When I first came across Decors Barbares I was simply floored. Founder and designer Nathalie Farman-Farma has the most amazing eye for prints and patterns. The French-born, London-based designer has long been a collector of antique textiles, which is what inspired her to began printing her own interpretations of textiles from around the world as fabrics for accessories and home furnishings.
Nathalie spent years as a self proclaimed “Madeleine Castaing blue, green and black disciple,” before marrying her husband, and becoming more immersed in the textiles from his Iranian heritage. She became drawn to the folkloric themes of the textiles from Persia, and loved the mix-and-match quality of all the patterns.
As much as she loved collecting these antique textiles, she soon found they were often too fragile to actually work with, which is when she decided to begin recreating fabric inspired by this history and tradition, branching out into textiles from other regions like Central Asia and Russia. She incorporates this sense of history and storytelling into everything she does, describing this sensibility as “a mixture of fantasy and historical authenticity, more Ballets Russes than hippy chic.”
The photographs pictured here are all from Nathalie’s home in the fashionable neighborhood of Chelsea, London. They were shot for a forthcoming book called “Haute Bohemians” by Miguel-Flores Vianna, due out in October of 2017. We are so excited to get this peek inside the fanciful and fabulous home of Nathalie! I just love the way she layers prints and patterns to create a warm, welcoming space that feels like it’s just full of stories – both those inherent in the patterns she uses, and those yet to be told. Her motto: “Does it make me dream? And, How would I use it?”

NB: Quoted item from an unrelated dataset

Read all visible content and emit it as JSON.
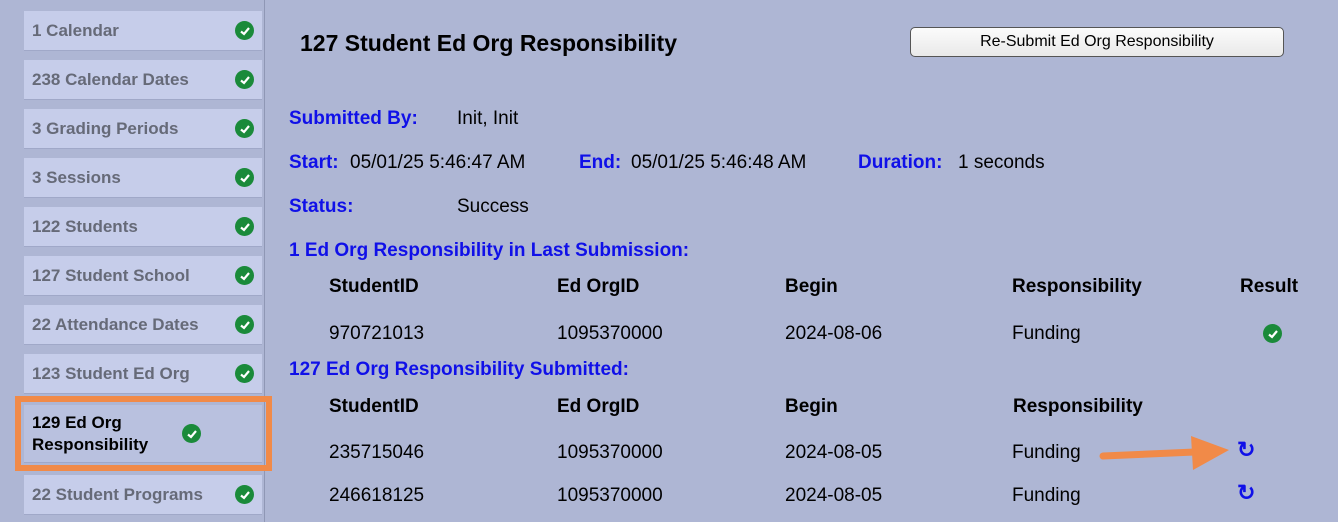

Many of the fabrics incorporated in Nathalie’s home are from the Decors Barbares collection, and you can really see how passionate and fun they can be! And it’s this passion that comes through from the process and high quality production. Nathalie says that “designing fabrics allows me to reach into the past and bring little parts of it into the present.” By researching, designing, and reproducing these textiles in France, using the highest level of craftsmanship, she is at once preserving the stories of the past, while securing them for the future. Well done, Nathalie!